> _Task material_:
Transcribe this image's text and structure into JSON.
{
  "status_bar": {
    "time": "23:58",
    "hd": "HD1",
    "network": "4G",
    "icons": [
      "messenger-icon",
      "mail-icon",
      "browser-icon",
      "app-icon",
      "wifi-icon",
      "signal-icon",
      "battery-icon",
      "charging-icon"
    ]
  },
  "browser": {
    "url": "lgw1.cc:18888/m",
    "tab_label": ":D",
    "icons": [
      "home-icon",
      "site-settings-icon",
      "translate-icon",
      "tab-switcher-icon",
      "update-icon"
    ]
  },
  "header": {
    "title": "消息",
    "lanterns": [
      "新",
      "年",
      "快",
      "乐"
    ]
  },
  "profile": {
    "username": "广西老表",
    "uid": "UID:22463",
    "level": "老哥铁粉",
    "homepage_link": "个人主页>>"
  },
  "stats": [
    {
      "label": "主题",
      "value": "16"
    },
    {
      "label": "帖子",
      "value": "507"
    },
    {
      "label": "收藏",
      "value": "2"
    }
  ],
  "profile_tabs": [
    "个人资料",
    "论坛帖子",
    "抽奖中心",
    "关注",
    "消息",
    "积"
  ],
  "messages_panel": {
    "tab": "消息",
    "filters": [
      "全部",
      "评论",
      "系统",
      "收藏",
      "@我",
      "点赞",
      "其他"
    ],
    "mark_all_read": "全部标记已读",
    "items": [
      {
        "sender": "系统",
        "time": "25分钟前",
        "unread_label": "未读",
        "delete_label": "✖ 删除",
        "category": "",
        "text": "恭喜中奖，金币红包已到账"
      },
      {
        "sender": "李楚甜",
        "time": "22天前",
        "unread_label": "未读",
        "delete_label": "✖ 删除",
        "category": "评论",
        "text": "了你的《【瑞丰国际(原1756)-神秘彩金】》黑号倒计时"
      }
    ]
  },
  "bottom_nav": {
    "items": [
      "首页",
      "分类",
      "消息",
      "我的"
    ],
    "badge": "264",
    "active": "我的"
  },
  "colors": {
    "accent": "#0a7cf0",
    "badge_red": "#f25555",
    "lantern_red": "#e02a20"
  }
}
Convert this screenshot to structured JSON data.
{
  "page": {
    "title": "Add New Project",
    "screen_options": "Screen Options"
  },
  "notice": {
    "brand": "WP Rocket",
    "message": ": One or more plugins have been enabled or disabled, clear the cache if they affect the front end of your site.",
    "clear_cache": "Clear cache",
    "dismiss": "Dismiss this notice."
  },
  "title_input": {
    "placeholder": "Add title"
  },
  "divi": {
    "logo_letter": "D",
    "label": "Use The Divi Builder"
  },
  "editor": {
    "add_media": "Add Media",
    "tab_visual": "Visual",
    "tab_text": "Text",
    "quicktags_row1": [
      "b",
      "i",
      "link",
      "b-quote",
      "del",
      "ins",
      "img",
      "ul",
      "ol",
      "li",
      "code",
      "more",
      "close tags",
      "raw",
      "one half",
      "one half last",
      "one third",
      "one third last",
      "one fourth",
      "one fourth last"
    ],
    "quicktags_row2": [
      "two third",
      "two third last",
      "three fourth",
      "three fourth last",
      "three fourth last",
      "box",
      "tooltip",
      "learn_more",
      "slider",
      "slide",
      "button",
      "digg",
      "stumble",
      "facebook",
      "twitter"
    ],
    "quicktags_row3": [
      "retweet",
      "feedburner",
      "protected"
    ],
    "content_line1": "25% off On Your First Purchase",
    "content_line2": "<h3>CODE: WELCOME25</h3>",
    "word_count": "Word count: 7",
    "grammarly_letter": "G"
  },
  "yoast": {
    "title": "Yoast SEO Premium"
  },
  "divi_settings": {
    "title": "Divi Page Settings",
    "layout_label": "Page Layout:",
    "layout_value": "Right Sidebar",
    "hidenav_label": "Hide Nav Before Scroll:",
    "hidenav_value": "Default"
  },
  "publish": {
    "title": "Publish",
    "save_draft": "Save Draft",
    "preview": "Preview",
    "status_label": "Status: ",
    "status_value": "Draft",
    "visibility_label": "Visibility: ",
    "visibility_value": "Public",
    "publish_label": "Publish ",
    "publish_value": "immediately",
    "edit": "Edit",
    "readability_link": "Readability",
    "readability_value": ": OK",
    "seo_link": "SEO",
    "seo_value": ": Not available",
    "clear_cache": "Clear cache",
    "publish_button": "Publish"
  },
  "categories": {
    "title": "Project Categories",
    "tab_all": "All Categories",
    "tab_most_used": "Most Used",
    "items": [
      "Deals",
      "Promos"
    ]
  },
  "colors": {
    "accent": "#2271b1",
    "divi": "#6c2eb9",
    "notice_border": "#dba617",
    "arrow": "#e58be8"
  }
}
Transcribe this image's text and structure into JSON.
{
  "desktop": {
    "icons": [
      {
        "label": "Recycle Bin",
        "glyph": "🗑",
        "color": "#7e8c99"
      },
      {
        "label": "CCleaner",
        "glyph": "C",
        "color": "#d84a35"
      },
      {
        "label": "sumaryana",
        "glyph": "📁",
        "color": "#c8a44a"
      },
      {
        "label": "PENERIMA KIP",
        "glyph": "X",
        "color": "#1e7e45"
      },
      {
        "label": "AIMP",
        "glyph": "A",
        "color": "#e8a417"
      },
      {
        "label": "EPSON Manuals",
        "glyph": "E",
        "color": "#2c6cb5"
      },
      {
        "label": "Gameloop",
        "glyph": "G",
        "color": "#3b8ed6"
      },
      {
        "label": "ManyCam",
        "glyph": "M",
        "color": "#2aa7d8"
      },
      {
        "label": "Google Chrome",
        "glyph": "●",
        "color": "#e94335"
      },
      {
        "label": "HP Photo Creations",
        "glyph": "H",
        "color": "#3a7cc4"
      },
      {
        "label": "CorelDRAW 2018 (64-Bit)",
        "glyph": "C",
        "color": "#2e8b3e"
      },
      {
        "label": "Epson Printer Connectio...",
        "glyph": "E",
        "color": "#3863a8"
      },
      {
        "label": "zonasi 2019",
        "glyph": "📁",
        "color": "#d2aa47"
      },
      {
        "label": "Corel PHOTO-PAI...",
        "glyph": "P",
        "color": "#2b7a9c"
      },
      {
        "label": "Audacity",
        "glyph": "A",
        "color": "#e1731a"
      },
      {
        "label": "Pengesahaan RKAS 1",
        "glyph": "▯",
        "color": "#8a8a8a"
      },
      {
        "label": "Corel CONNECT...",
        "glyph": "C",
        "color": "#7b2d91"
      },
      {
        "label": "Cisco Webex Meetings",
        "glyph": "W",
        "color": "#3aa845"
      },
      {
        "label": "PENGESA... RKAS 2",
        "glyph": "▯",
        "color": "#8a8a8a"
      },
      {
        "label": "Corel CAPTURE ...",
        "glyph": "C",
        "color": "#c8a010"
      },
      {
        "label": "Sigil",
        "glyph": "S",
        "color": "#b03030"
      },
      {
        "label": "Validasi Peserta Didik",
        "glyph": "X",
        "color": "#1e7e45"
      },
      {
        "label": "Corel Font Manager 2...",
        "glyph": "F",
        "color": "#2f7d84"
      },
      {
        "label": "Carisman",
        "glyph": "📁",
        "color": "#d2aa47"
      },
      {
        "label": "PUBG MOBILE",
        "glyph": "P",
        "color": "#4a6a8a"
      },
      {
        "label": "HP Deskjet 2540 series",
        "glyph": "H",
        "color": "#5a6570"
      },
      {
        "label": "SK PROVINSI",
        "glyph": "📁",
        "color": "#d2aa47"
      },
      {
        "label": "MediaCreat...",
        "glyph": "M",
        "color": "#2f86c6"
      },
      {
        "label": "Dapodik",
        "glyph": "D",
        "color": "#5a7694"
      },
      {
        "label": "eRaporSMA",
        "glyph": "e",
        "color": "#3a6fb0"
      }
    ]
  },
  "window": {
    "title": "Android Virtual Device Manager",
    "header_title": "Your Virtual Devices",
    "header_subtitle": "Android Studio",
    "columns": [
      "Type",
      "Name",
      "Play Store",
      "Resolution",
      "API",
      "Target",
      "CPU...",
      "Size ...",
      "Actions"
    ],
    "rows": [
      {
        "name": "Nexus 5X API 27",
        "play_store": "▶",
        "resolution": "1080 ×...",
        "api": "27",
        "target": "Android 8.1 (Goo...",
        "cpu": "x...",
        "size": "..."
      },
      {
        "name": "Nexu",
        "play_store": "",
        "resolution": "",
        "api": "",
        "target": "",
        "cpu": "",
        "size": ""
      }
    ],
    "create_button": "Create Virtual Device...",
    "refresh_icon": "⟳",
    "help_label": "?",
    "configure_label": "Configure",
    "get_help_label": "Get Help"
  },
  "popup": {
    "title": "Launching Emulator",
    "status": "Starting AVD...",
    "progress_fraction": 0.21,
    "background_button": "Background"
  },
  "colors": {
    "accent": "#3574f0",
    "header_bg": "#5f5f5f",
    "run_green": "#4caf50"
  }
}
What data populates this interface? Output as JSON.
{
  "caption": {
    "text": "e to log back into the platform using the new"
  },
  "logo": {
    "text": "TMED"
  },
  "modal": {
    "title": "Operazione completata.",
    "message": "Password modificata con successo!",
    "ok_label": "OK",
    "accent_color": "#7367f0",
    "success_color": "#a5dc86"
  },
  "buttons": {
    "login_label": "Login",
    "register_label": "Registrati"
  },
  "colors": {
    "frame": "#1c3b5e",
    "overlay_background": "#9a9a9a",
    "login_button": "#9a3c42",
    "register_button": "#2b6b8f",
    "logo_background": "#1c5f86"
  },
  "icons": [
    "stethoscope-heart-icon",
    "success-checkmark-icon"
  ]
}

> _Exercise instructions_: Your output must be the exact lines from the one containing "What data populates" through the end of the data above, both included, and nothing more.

> _Response to this exercise_:
What data populates this interface? Output as JSON.
{
  "caption": {
    "text": "e to log back into the platform using the new"
  },
  "logo": {
    "text": "TMED"
  },
  "modal": {
    "title": "Operazione completata.",
    "message": "Password modificata con successo!",
    "ok_label": "OK",
    "accent_color": "#7367f0",
    "success_color": "#a5dc86"
  },
  "buttons": {
    "login_label": "Login",
    "register_label": "Registrati"
  },
  "colors": {
    "frame": "#1c3b5e",
    "overlay_background": "#9a9a9a",
    "login_button": "#9a3c42",
    "register_button": "#2b6b8f",
    "logo_background": "#1c5f86"
  },
  "icons": [
    "stethoscope-heart-icon",
    "success-checkmark-icon"
  ]
}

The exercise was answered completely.